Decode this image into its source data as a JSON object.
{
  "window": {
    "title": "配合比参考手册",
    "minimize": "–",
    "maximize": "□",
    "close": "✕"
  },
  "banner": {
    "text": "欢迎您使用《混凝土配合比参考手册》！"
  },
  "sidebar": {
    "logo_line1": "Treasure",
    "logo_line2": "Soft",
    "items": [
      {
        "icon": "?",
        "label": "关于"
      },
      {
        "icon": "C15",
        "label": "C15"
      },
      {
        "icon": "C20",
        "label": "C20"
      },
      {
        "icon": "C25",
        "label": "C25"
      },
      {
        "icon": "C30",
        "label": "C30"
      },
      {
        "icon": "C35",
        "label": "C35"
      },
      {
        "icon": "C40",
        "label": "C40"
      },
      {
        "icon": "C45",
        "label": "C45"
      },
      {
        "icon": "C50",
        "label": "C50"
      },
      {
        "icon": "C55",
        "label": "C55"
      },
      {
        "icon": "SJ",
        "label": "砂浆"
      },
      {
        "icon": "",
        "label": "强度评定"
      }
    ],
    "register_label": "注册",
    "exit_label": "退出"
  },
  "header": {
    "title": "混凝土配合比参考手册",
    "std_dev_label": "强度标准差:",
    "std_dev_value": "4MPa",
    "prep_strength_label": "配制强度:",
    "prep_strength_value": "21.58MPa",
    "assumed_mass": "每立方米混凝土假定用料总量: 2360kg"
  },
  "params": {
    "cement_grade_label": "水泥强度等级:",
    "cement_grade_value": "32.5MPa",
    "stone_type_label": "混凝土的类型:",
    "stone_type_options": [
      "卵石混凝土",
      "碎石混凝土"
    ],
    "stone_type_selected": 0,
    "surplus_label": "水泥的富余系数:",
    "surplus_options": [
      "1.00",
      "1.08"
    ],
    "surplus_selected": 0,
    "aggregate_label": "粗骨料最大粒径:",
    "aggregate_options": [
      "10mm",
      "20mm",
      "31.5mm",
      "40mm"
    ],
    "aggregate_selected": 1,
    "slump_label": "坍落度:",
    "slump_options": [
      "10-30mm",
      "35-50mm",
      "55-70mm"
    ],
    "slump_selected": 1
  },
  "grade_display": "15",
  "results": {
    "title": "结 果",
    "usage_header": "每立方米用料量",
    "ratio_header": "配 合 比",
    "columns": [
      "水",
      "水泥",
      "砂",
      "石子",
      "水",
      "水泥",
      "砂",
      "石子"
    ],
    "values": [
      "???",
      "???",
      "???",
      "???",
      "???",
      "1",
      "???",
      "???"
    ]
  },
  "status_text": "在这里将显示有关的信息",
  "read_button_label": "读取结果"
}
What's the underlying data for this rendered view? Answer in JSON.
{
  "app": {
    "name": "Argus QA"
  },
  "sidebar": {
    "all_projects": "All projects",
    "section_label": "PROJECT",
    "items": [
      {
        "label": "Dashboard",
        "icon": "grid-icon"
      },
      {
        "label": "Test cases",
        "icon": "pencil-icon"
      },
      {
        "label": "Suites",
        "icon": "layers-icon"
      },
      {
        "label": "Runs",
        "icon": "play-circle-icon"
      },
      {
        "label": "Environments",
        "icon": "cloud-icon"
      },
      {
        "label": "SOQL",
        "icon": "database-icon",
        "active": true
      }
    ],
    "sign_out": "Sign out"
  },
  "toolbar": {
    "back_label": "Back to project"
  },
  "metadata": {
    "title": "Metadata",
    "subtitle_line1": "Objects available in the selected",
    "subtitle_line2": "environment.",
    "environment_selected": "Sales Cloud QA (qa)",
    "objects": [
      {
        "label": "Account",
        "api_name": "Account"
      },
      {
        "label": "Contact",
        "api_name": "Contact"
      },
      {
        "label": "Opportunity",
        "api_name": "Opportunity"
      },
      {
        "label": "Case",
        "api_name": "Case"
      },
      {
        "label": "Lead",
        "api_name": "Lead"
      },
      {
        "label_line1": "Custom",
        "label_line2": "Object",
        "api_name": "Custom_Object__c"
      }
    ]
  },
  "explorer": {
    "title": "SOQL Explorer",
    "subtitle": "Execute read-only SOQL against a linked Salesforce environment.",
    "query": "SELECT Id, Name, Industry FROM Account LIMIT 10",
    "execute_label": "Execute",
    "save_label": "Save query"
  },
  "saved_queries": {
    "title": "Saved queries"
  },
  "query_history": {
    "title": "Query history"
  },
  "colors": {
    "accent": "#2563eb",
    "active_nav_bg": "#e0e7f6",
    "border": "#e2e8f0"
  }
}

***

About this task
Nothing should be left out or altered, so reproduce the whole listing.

Task result
Decode this image into its source data as a JSON object.
{
  "window": {
    "title": "配合比参考手册",
    "minimize": "–",
    "maximize": "□",
    "close": "✕"
  },
  "banner": {
    "text": "欢迎您使用《混凝土配合比参考手册》！"
  },
  "sidebar": {
    "logo_line1": "Treasure",
    "logo_line2": "Soft",
    "items": [
      {
        "icon": "?",
        "label": "关于"
      },
      {
        "icon": "C15",
        "label": "C15"
      },
      {
        "icon": "C20",
        "label": "C20"
      },
      {
        "icon": "C25",
        "label": "C25"
      },
      {
        "icon": "C30",
        "label": "C30"
      },
      {
        "icon": "C35",
        "label": "C35"
      },
      {
        "icon": "C40",
        "label": "C40"
      },
      {
        "icon": "C45",
        "label": "C45"
      },
      {
        "icon": "C50",
        "label": "C50"
      },
      {
        "icon": "C55",
        "label": "C55"
      },
      {
        "icon": "SJ",
        "label": "砂浆"
      },
      {
        "icon": "",
        "label": "强度评定"
      }
    ],
    "register_label": "注册",
    "exit_label": "退出"
  },
  "header": {
    "title": "混凝土配合比参考手册",
    "std_dev_label": "强度标准差:",
    "std_dev_value": "4MPa",
    "prep_strength_label": "配制强度:",
    "prep_strength_value": "21.58MPa",
    "assumed_mass": "每立方米混凝土假定用料总量: 2360kg"
  },
  "params": {
    "cement_grade_label": "水泥强度等级:",
    "cement_grade_value": "32.5MPa",
    "stone_type_label": "混凝土的类型:",
    "stone_type_options": [
      "卵石混凝土",
      "碎石混凝土"
    ],
    "stone_type_selected": 0,
    "surplus_label": "水泥的富余系数:",
    "surplus_options": [
      "1.00",
      "1.08"
    ],
    "surplus_selected": 0,
    "aggregate_label": "粗骨料最大粒径:",
    "aggregate_options": [
      "10mm",
      "20mm",
      "31.5mm",
      "40mm"
    ],
    "aggregate_selected": 1,
    "slump_label": "坍落度:",
    "slump_options": [
      "10-30mm",
      "35-50mm",
      "55-70mm"
    ],
    "slump_selected": 1
  },
  "grade_display": "15",
  "results": {
    "title": "结 果",
    "usage_header": "每立方米用料量",
    "ratio_header": "配 合 比",
    "columns": [
      "水",
      "水泥",
      "砂",
      "石子",
      "水",
      "水泥",
      "砂",
      "石子"
    ],
    "values": [
      "???",
      "???",
      "???",
      "???",
      "???",
      "1",
      "???",
      "???"
    ]
  },
  "status_text": "在这里将显示有关的信息",
  "read_button_label": "读取结果"
}
What's the underlying data for this rendered view? Answer in JSON.
{
  "app": {
    "name": "Argus QA"
  },
  "sidebar": {
    "all_projects": "All projects",
    "section_label": "PROJECT",
    "items": [
      {
        "label": "Dashboard",
        "icon": "grid-icon"
      },
      {
        "label": "Test cases",
        "icon": "pencil-icon"
      },
      {
        "label": "Suites",
        "icon": "layers-icon"
      },
      {
        "label": "Runs",
        "icon": "play-circle-icon"
      },
      {
        "label": "Environments",
        "icon": "cloud-icon"
      },
      {
        "label": "SOQL",
        "icon": "database-icon",
        "active": true
      }
    ],
    "sign_out": "Sign out"
  },
  "toolbar": {
    "back_label": "Back to project"
  },
  "metadata": {
    "title": "Metadata",
    "subtitle_line1": "Objects available in the selected",
    "subtitle_line2": "environment.",
    "environment_selected": "Sales Cloud QA (qa)",
    "objects": [
      {
        "label": "Account",
        "api_name": "Account"
      },
      {
        "label": "Contact",
        "api_name": "Contact"
      },
      {
        "label": "Opportunity",
        "api_name": "Opportunity"
      },
      {
        "label": "Case",
        "api_name": "Case"
      },
      {
        "label": "Lead",
        "api_name": "Lead"
      },
      {
        "label_line1": "Custom",
        "label_line2": "Object",
        "api_name": "Custom_Object__c"
      }
    ]
  },
  "explorer": {
    "title": "SOQL Explorer",
    "subtitle": "Execute read-only SOQL against a linked Salesforce environment.",
    "query": "SELECT Id, Name, Industry FROM Account LIMIT 10",
    "execute_label": "Execute",
    "save_label": "Save query"
  },
  "saved_queries": {
    "title": "Saved queries"
  },
  "query_history": {
    "title": "Query history"
  },
  "colors": {
    "accent": "#2563eb",
    "active_nav_bg": "#e0e7f6",
    "border": "#e2e8f0"
  }
}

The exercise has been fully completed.